Another notable example of the country’s commitment to domestic drug manufacturing comes from the Department of Defense in the form of a biomanufacturing executive order. Over the next five years, it will invest $1 billion in bio-industrial domestic manufacturing infrastructure to promote the establishment of a national base accessible to U.S. innovators, ensuring native production remains robust despite supply chain disruptions. Additionally, Puerto Rico continues to position itself as an ideal investment destination in the bioscience space. An incorporated U.S. territory, Puerto Rico enjoys the same support, protections and legal framework – and, as of 2020, 12 of the 20 largest drug makers have operations on the island. The U.S. government will likely keep contributing resources to Puerto Rico to further cement it as a close-to-home hub for the pharmaceutical manufacturing industry. 

How Life Sciences Companies Can Protect Against Supply Chain Disruptions 

As the U.S. government strives to strengthen the pharmaceutical supply chain, the onus also falls upon companies. Here are a few strategies to protect against supply chain disruptions:

  1. Bringing End-to-End (E2E) Visibility within Supply Chain: Large attack surfaces within global supply chains, multiple types of systems, higher presence of proprietary components and the critical lifesaving nature of the pharmaceutical supply chain requires companies to focus concerted efforts towards achieving E2E visibility. This requires consistent gradual efforts to build visibility and may even require updating existing master data and data governance practices within organizations.
  2. Emergency Response Planning and Playbook: Building a small team focused on creative risk assessment, defining correct risk algorithms, and creating a playbook of mitigation actions will help organizations in identifying, quantifying and managing disruption impacts.
  3. Leveraging Emerging Technologies with Rapid “Proof of Value” Assessments: Companies now have a large set of tools at their disposal along with multiple emerging technologies (GenAI, IoT, ML, Blockchain) to gather data points, assess potential disruption impacts and prepare mitigation actions. However, a rapid factory model to complete “Proof of Value” assessments will be helpful to see rapid benefits and business acceptance of such tools.
  4. Developing Right Supply Chain Talent: There is a growing need for multi-faceted supply chain talent who have hands-on E2E supply chain experience and are comfortable in data analytics and technology solutions. However, finding such talent is difficult as reiterated by the 2023 Korn Ferry Supply Chain Agenda. Therefore, a structured program to identify in-house talent or develop them through a training program could be a starting point. Supply chain teams require individuals across two broad categories: engineers (data, analytics, technology) and business-focused project managers (PMs). More than the hard skills, the team will require individuals with unique skills to plan for risk scenarios, while being resourceful and continuously learning.  
  5. Increasing Collaborations with Suppliers and Carriers: Enabling end-to-end visibility across the supply chain requires real-or near-real-time collaboration with suppliers and carriers. This collaboration ultimately drives customer experience as it helps manage expectations.

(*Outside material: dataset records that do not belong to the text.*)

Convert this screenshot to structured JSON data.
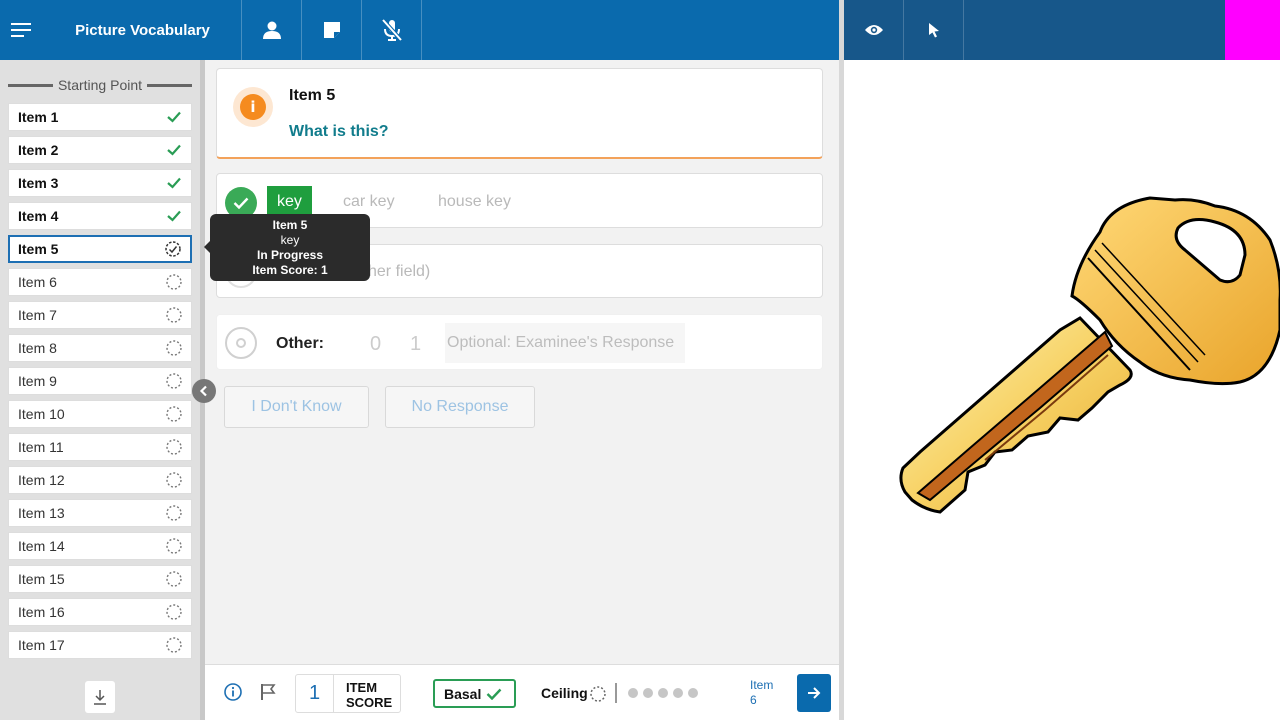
{
  "app": {
    "title": "Picture Vocabulary"
  },
  "sidebar": {
    "starting_point_label": "Starting Point",
    "items": [
      {
        "label": "Item 1",
        "status": "complete"
      },
      {
        "label": "Item 2",
        "status": "complete"
      },
      {
        "label": "Item 3",
        "status": "complete"
      },
      {
        "label": "Item 4",
        "status": "complete"
      },
      {
        "label": "Item 5",
        "status": "in-progress"
      },
      {
        "label": "Item 6",
        "status": "not-started"
      },
      {
        "label": "Item 7",
        "status": "not-started"
      },
      {
        "label": "Item 8",
        "status": "not-started"
      },
      {
        "label": "Item 9",
        "status": "not-started"
      },
      {
        "label": "Item 10",
        "status": "not-started"
      },
      {
        "label": "Item 11",
        "status": "not-started"
      },
      {
        "label": "Item 12",
        "status": "not-started"
      },
      {
        "label": "Item 13",
        "status": "not-started"
      },
      {
        "label": "Item 14",
        "status": "not-started"
      },
      {
        "label": "Item 15",
        "status": "not-started"
      },
      {
        "label": "Item 16",
        "status": "not-started"
      },
      {
        "label": "Item 17",
        "status": "not-started"
      }
    ]
  },
  "tooltip": {
    "title": "Item 5",
    "word": "key",
    "status": "In Progress",
    "score": "Item Score: 1"
  },
  "question": {
    "item_label": "Item 5",
    "prompt": "What is this?"
  },
  "responses": {
    "correct": "key",
    "alt1": "car key",
    "alt2": "house key"
  },
  "other_field": {
    "placeholder_fragment": "her field)"
  },
  "other": {
    "label": "Other:",
    "score0": "0",
    "score1": "1",
    "input_placeholder": "Optional: Examinee's Response"
  },
  "buttons": {
    "dont_know": "I Don't Know",
    "no_response": "No Response"
  },
  "footer": {
    "item_score_value": "1",
    "item_score_line1": "ITEM",
    "item_score_line2": "SCORE",
    "basal_label": "Basal",
    "ceiling_label": "Ceiling",
    "next_line1": "Item",
    "next_line2": "6"
  },
  "colors": {
    "header_blue": "#0a6aad",
    "header_dark": "#17578a",
    "correct_green": "#1f9e3e",
    "accent_orange": "#f58b1f",
    "prompt_teal": "#117c8c",
    "debug_magenta": "#ff00ff"
  },
  "icons": {
    "menu": "menu-icon",
    "examinee": "person-icon",
    "notes": "note-icon",
    "mic": "mic-off-icon",
    "preview": "eye-icon",
    "pointer": "cursor-icon"
  }
}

It is a very deliberate and time-intensive effort to diversify suppliers or increase a manufacturing footprint due to difficulties from increased operating expenses and regulatory oversight requirements. However, even tracking the sole source/single source/Tier 1 visibility/Tier ‘n’ visibility can be a good starting point to proactively plan for managing disruptions.

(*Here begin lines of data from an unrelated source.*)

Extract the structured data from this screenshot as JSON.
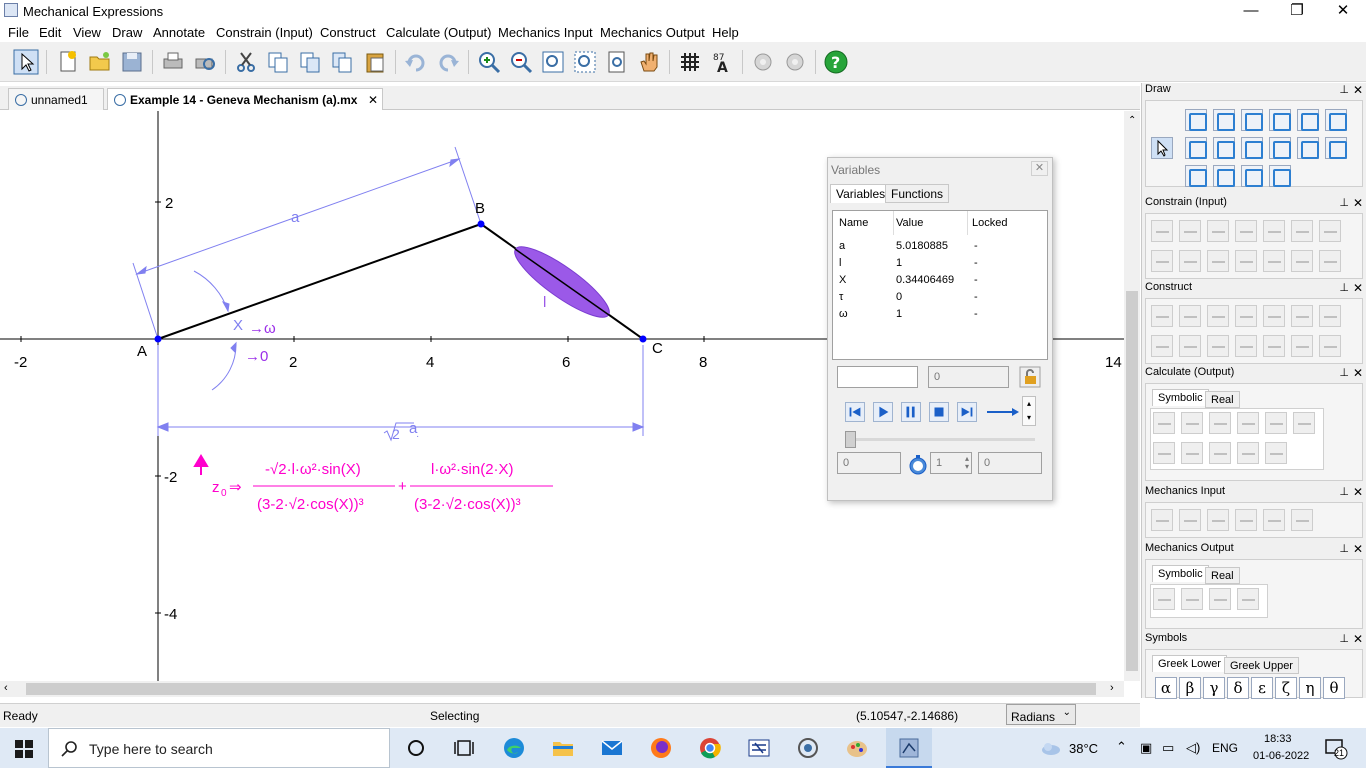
{
  "window": {
    "title": "Mechanical Expressions",
    "minimize": "—",
    "restore": "❐",
    "close": "✕"
  },
  "menu": [
    "File",
    "Edit",
    "View",
    "Draw",
    "Annotate",
    "Constrain (Input)",
    "Construct",
    "Calculate (Output)",
    "Mechanics Input",
    "Mechanics Output",
    "Help"
  ],
  "tabs": [
    {
      "label": "unnamed1"
    },
    {
      "label": "Example 14 - Geneva Mechanism (a).mx"
    }
  ],
  "tab_close": "✕",
  "canvas": {
    "x_ticks": [
      "-2",
      "2",
      "4",
      "6",
      "8",
      "14"
    ],
    "y_ticks": [
      "2",
      "-2",
      "-4"
    ],
    "points": {
      "A": "A",
      "B": "B",
      "C": "C"
    },
    "labels": {
      "a": "a",
      "l": "l",
      "x": "X",
      "arrow_omega": "→ω",
      "arrow_zero": "→0",
      "sqrt2a": "a"
    },
    "formula": {
      "lhs": "z",
      "lhs_sub": "0",
      "arrow": "⇒",
      "num1": "-√2·l·ω²·sin(X)",
      "den1": "(3-2·√2·cos(X))³",
      "plus": "+",
      "num2": "l·ω²·sin(2·X)",
      "den2": "(3-2·√2·cos(X))³"
    }
  },
  "variables_window": {
    "title": "Variables",
    "close": "✕",
    "tabs": [
      "Variables",
      "Functions"
    ],
    "columns": [
      "Name",
      "Value",
      "Locked"
    ],
    "rows": [
      {
        "name": "a",
        "value": "5.0180885",
        "locked": "-"
      },
      {
        "name": "l",
        "value": "1",
        "locked": "-"
      },
      {
        "name": "X",
        "value": "0.34406469",
        "locked": "-"
      },
      {
        "name": "τ",
        "value": "0",
        "locked": "-"
      },
      {
        "name": "ω",
        "value": "1",
        "locked": "-"
      }
    ],
    "value_field": "0",
    "start_field": "0",
    "step_field": "1",
    "end_field": "0"
  },
  "panel": {
    "sections": {
      "draw": "Draw",
      "constrain": "Constrain (Input)",
      "construct": "Construct",
      "calculate": "Calculate (Output)",
      "mech_input": "Mechanics Input",
      "mech_output": "Mechanics Output",
      "symbols": "Symbols"
    },
    "pin": "⊥",
    "close": "✕",
    "calc_tabs": [
      "Symbolic",
      "Real"
    ],
    "mech_tabs": [
      "Symbolic",
      "Real"
    ],
    "symbol_tabs": [
      "Greek Lower",
      "Greek Upper"
    ],
    "greek": [
      "α",
      "β",
      "γ",
      "δ",
      "ε",
      "ζ",
      "η",
      "θ"
    ]
  },
  "status": {
    "left": "Ready",
    "mode": "Selecting",
    "coords": "(5.10547,-2.14686)",
    "angle_unit": "Radians"
  },
  "taskbar": {
    "search_placeholder": "Type here to search",
    "temperature": "38°C",
    "language": "ENG",
    "time": "18:33",
    "date": "01-06-2022",
    "notifications": "21"
  }
}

Short- and Long-Term Investments 

With the federal government working to bring manufacturing and supply chain operations to familiar soil, it is paramount that pharmaceutical and life sciences companies start making strategic investments in short- and long-term initiatives. Companies can benefit with quick wins by working on foundational data projects and rapid “proof of value” assessments.

While the industry is moving towards near-shoring and friend-shoring and global realignments are in progress, long-term actions will be defined by an organization’s existing product supply chain, talent availability, customer needs and regional regulatory conditions.